PROBLEM »
Spot each line in the data below containing "Filter" and copy it.

EXERCISE INPUT »
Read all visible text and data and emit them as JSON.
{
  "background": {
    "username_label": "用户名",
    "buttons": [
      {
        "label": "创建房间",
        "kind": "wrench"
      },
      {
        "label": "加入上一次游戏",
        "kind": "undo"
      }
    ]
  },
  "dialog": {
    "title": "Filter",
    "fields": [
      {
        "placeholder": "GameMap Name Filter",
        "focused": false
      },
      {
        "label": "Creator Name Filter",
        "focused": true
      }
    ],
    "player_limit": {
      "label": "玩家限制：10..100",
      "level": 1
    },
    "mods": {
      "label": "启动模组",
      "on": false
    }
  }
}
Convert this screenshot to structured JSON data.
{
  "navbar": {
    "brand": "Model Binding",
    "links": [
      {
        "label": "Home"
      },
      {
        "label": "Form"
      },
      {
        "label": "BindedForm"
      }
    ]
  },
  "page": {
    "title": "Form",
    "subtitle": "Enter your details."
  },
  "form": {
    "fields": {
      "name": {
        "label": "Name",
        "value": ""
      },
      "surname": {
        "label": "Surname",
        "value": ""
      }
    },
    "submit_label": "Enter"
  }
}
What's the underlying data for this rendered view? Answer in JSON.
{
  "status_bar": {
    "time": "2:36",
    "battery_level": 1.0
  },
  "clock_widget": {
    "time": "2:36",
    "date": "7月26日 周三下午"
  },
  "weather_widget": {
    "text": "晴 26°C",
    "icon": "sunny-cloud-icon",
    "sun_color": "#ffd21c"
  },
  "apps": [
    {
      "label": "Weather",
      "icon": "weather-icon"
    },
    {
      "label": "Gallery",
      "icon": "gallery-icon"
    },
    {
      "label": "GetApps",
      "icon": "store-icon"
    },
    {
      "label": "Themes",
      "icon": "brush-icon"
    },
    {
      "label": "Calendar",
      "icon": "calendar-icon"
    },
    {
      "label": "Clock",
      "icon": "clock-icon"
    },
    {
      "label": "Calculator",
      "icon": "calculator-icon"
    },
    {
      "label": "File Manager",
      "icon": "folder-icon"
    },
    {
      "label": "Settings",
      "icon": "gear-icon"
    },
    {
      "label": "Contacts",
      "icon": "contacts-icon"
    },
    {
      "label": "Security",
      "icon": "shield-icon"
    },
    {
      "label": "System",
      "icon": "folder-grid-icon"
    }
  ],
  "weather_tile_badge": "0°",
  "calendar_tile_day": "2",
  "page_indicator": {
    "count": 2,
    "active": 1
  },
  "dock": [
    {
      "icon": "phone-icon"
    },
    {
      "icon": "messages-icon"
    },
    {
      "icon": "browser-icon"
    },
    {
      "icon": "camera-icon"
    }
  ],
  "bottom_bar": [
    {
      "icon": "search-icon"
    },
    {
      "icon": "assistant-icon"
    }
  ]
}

PROBLEM SOLUTION »
    "title": "Filter",
        "placeholder": "GameMap Name Filter",
        "label": "Creator Name Filter",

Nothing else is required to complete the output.